Singer Chuck Billy undergoes an interesting transformation as Testament continued to forge ahead in the '90s. One of the more melodic singers in the genre, Billy went from a powerful vocal (with only a touch of screaming) in the band's early days to more of a growling vocal in more recent years. Unfortunately, this is not a change I saw as being for the better. After all, it was the strength of his vocals on tracks like "Souls Of Black" that kept things interesting to me; why he would choose to try and sound like a grind core vocalist is beyond me. (That type of a vocal ruins an otherwise great cover of the previously unreleased "Draw The Line" for me.)
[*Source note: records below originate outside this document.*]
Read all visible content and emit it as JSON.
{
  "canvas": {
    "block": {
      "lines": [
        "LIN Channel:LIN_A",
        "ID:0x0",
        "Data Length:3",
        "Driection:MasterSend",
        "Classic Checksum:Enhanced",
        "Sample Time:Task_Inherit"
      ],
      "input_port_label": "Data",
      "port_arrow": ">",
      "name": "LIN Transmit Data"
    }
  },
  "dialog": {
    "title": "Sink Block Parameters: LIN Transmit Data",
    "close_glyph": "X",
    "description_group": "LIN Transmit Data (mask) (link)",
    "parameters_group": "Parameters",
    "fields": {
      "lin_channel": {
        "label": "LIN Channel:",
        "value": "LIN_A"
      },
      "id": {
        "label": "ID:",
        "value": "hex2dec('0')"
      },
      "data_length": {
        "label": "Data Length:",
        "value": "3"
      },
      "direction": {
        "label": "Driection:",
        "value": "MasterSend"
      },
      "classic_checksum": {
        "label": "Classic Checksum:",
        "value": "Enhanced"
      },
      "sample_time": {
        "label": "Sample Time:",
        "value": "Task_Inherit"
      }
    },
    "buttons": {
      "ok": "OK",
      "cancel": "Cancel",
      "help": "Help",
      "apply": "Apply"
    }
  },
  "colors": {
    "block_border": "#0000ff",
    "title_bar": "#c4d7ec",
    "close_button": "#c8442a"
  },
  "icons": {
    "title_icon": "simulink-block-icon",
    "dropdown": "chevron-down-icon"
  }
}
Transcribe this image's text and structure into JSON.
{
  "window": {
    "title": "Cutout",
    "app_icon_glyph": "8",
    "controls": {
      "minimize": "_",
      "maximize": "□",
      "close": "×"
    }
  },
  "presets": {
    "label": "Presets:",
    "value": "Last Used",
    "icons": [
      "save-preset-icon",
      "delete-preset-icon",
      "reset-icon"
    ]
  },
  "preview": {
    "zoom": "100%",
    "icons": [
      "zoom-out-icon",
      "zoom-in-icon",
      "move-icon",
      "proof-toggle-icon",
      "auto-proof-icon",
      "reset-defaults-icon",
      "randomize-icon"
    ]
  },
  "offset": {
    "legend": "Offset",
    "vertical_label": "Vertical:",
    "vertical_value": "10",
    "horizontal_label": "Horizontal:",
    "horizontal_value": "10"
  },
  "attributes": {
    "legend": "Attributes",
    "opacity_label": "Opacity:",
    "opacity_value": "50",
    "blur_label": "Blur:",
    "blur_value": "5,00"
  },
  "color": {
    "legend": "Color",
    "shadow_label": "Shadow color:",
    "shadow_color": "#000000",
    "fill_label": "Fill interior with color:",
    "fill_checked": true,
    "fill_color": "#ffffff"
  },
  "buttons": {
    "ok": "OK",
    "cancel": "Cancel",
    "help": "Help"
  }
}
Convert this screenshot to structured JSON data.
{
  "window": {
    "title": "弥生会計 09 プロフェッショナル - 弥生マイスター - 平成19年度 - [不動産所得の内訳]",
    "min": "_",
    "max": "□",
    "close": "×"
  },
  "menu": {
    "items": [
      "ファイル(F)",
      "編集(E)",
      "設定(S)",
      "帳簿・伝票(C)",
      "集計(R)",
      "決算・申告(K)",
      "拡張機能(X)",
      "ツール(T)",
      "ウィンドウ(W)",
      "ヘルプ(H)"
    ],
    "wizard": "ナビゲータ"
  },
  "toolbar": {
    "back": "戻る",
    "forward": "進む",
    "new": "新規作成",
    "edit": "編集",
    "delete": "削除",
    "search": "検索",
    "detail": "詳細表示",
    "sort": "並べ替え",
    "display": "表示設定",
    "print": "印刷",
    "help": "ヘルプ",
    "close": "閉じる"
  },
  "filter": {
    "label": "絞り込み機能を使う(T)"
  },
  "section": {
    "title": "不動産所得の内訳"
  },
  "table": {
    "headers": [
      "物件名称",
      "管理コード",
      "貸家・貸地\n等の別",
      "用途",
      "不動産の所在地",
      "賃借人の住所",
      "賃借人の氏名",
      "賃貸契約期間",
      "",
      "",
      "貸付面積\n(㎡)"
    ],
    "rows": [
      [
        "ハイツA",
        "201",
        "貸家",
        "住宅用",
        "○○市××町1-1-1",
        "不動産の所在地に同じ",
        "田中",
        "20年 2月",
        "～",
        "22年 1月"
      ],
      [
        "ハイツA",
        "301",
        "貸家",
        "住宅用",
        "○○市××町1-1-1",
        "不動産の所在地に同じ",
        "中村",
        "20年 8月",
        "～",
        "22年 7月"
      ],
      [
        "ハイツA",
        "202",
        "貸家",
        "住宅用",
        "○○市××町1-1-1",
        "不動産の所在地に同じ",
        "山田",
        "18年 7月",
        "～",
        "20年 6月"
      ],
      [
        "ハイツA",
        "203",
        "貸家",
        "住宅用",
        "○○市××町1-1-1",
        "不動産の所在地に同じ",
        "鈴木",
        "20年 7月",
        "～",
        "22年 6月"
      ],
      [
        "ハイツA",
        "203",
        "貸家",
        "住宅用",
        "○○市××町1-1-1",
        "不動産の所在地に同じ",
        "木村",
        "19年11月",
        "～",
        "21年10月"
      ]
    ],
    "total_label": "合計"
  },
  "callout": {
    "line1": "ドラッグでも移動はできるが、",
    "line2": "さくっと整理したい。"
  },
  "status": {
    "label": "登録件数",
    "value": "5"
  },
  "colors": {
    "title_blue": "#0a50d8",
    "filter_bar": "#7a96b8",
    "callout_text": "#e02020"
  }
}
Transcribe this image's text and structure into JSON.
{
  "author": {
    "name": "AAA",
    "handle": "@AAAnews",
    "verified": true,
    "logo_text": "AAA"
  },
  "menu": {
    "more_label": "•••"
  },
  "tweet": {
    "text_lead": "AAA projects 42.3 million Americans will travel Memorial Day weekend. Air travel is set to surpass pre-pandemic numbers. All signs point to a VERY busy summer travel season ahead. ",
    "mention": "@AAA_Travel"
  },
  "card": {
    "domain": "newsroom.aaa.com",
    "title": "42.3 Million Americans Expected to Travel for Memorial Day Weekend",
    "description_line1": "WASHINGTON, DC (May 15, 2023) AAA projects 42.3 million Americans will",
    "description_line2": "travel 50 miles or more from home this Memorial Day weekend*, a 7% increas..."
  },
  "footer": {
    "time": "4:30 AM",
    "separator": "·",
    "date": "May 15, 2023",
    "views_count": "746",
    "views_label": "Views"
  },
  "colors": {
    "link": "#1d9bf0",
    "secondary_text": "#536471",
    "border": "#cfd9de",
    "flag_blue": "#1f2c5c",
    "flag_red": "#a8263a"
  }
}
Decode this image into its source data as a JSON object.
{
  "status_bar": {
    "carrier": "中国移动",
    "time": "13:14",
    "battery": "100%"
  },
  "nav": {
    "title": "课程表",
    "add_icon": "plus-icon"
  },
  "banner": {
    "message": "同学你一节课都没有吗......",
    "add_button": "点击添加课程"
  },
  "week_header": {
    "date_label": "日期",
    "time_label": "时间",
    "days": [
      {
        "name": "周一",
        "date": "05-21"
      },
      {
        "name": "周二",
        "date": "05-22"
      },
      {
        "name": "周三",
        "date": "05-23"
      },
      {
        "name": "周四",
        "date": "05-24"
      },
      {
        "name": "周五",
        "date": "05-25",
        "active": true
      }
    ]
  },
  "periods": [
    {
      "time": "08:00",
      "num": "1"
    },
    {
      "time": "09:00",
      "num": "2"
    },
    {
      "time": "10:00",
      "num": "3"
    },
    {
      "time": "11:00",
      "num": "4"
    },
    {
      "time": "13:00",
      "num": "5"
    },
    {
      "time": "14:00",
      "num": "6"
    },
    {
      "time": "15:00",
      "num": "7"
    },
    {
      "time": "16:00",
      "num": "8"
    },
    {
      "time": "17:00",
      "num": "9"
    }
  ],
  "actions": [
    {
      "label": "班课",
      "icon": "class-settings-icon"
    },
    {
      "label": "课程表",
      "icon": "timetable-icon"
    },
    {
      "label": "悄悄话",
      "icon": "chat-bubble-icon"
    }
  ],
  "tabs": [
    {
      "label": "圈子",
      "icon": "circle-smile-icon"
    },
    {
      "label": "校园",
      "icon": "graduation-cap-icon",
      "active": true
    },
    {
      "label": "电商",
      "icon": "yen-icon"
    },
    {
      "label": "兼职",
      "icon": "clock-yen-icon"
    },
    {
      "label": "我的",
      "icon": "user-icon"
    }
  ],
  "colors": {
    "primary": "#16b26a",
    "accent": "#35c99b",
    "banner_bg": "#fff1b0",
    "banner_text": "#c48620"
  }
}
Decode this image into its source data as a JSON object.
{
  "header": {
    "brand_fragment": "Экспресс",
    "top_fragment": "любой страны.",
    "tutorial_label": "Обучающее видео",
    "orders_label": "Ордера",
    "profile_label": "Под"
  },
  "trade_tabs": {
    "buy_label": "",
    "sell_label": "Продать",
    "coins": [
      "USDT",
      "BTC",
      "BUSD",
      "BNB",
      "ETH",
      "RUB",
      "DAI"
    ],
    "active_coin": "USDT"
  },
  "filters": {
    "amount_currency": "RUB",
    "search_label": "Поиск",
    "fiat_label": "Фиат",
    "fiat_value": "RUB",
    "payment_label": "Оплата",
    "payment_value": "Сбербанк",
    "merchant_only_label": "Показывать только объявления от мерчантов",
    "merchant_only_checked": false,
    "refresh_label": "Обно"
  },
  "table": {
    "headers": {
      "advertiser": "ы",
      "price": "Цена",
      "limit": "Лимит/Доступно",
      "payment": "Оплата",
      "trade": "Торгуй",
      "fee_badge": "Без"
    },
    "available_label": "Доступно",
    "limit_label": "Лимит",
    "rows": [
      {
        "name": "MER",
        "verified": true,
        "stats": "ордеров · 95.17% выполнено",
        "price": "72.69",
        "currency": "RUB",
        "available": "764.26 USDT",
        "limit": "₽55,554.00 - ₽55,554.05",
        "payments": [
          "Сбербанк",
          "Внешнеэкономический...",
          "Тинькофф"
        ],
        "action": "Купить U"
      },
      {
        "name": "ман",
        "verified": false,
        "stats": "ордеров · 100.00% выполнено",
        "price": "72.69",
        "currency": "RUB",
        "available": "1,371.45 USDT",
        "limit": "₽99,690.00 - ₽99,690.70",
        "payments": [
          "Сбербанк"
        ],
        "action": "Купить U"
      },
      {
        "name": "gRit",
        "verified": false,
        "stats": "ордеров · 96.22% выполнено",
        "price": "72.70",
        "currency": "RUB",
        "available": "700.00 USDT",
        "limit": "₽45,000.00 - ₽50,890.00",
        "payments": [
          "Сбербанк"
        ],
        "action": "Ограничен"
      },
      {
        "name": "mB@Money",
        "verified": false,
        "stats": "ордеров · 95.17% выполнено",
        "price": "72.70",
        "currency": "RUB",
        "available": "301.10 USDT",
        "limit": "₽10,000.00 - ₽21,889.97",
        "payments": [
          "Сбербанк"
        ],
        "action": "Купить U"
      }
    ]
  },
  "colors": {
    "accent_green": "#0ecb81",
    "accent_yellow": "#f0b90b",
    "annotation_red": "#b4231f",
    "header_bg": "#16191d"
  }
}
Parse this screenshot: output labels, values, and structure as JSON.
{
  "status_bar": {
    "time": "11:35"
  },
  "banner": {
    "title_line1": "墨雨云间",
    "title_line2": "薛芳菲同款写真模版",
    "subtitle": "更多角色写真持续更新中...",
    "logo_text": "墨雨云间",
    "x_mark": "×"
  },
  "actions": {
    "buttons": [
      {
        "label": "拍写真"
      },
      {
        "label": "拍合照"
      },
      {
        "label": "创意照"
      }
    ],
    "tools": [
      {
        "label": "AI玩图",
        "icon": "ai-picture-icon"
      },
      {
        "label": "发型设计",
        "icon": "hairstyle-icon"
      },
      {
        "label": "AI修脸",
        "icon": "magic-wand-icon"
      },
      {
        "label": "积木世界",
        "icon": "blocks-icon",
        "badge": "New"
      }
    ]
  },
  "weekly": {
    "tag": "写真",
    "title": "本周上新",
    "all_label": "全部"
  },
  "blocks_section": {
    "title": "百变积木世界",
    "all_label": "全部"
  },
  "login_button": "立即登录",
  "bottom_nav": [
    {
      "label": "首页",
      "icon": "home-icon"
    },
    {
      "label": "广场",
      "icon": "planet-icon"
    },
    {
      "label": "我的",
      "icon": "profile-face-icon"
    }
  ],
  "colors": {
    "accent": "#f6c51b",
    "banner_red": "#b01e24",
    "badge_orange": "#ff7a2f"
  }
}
Of the two unreleased tracks, "Sails Of Charon" is the most interesting track. I can't identify the original band that performed it, but to hear Testament put their own spin on the song makes a world of difference to my ears.

Of course, your view of Signs Of Chaos will depend on how long you've been following Testament. For the fans from the beginning, I would tend to think they would mainly like tracks from albums such as The Legacy and The New Order, while those who got into the group around the middle stage of their career (like myself) will probably find they like everything - sort of a smorgasbord of metal.

Ah, but this greatest hits collection is woefully incomplete. While it's listed in the discography, no selections are taken from the EP Return To The Apocalyptic City. Granted, this disc was a "changing of the guard" release, but I would think there was at least one track they could have pulled from it. (It's been years since I listened to that tape, so I'm not in a position to volunteer any suggestions.)

And as much as it was never released in America, the die-hard fans could have at least been placated by including one song from Live At Eindhoven. Better yet, why didn't they release this as a free "bonus disc" with the collection? Hell, even I have a copy of the record - and I got lucky, finding it in the "99 cent" bin many years ago in Evanston. Somehow, including at least one track from this Holy Grail would have made this package complete.

Ah, well, that's all nitpicking. Fact of the matter is, Signs Of Chaos: The Best Of Testament is a collection that lives up to its name, and metallers old and young should find lots to rejoice about on this collection.

Rating: B+

User Rating: Not Yet Rated



© 1998 Christopher Thelen and The Daily Vault. All rights reserved. Review or any portion may not be reproduced without written permission. Cover art is the intellectual property of Mayhem / Atlantic Records, and is used for informational purposes only.